Career education and guidance can be reviewed as part of the school’s regular self-review processes. It can be reviewed in conjunction with other areas, such as literacy and numeracy, the key competencies or specific curriculum learning areas.

Suggested questions

A review evaluates effectiveness and looks for ways to improve outcomes for students. Questions that could be used in review include:

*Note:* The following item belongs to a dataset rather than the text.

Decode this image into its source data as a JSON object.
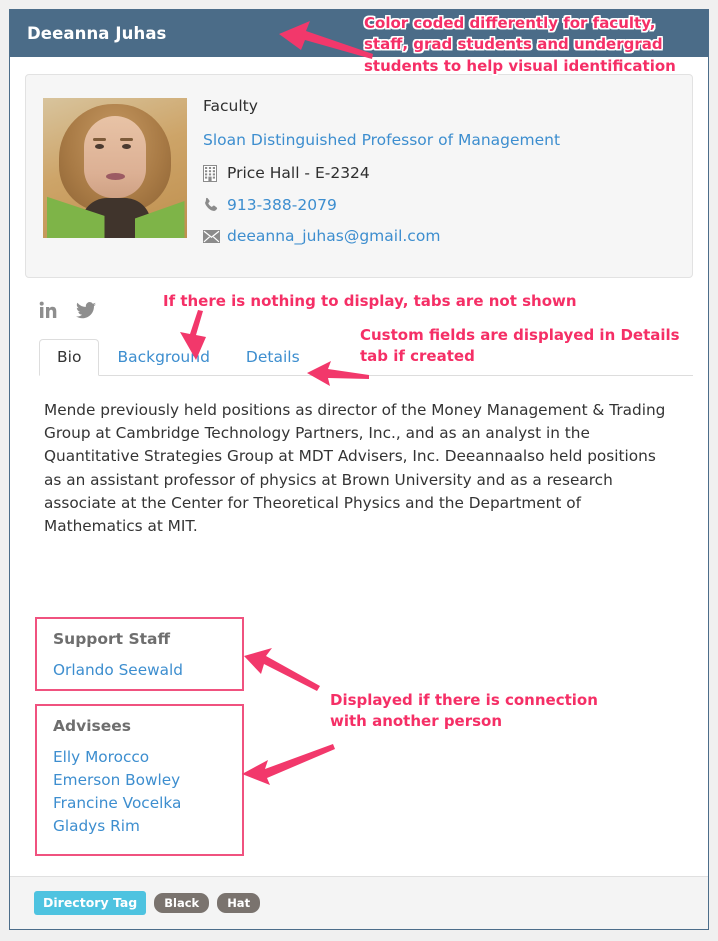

  • What evidence is there that career education and guidance is incorporated into the school's structures and curriculum?
  • How consistently is career education and guidance provided at each year level?
  • Are pastoral care and classroom teaching supporting career education and guidance to the extent needed?
  • To what extent is career education and guidance student-centred? Does it meet the particular needs of the school's students? How well is the school catering for the diversity of its students?
  • What evidence is there that students are developing career management competencies?
  • What benefits do students gain from specific career-learning activities and events (such as career modules, expos, and career days)?
  • Do students and parents receive sufficient career-related assistance prior to key transition points, such as choosing subjects?
  • Is career information accessible to all? Is it up to date and accurate? Is it impartial? Is there an appropriate balance between impartial material and promotional material produced by tertiary education and training providers?
  • How much confidence do students have about seeking career guidance?
  • Could the school make better use of the resources allocated to career education and guidance?

Relevant evidence

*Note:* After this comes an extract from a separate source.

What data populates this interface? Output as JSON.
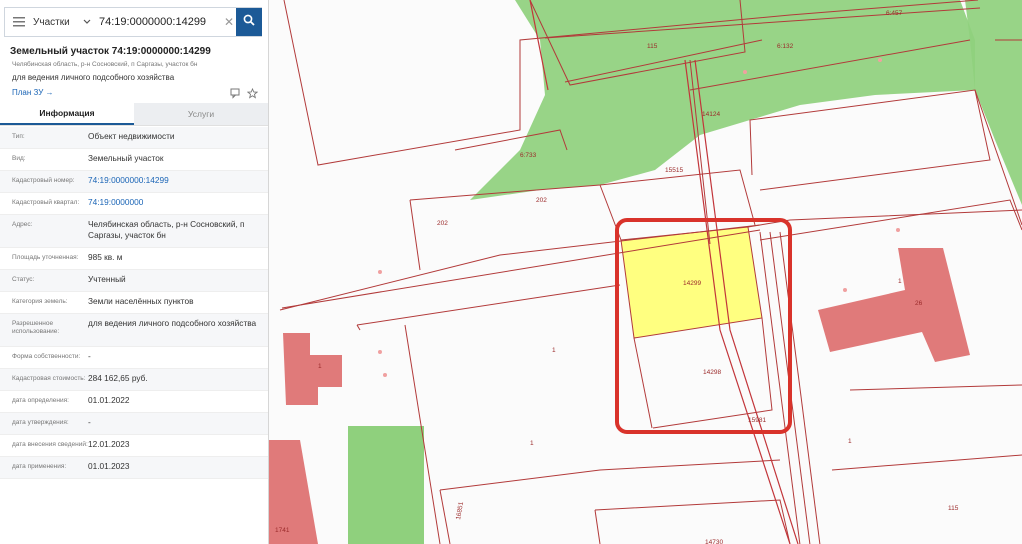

Evaluation should draw on a range of relevant evidence and be designed to measure effectiveness against baseline data. Some of the evidence chosen for the evaluation will already exist in the school. Some will need to be gathered to answer specific questions. Evidence can include (adapted from the Ministry of Education publication Consider the Evidence, 2006) :

  • Demographics - data that describes the school’s students, staff and community. Much of this data is collected at enrolment, when students leave school and by tracking students beyond school. This evidence will reveal the distinctive features of the school’s student community that will shape the school’s career education and guidance programmes.
  • Student achievement – data and other evidence from attendance records, assessments, standardised testing, portfolios of student work, student profiles and achievements soon after leaving school. This evidence can indicate the impact career education is having on student motivation and achievement.
  • Perceptions – evidence of what staff, students, parents, whānau, and communities think about the career education programme and how much they know about learning and career pathways and options.
  • School processes – how the school is organised and operates. Senior school curriculum options, the ease of changing subjects and the structure of the timetable can be factors in students’ career options.
  • Other practice – academic research, the experiences of other schools, methods to track students beyond school, etc. Keeping up to date with other practice is a key role for the school’s career education leader.

Review should take account of factors that are beyond the school’s control. Fluctuations in the national and local economy can impact on job opportunities and how students, families and whānau feel about possible learning and career options. For example, if local businesses are struggling, work experience and placement programmes might have to be reviewed. Or, if local businesses are actively seeking workers, some students may need help to weigh up the risks of leaving school without gaining qualifications.

Published on: 04 Aug 2009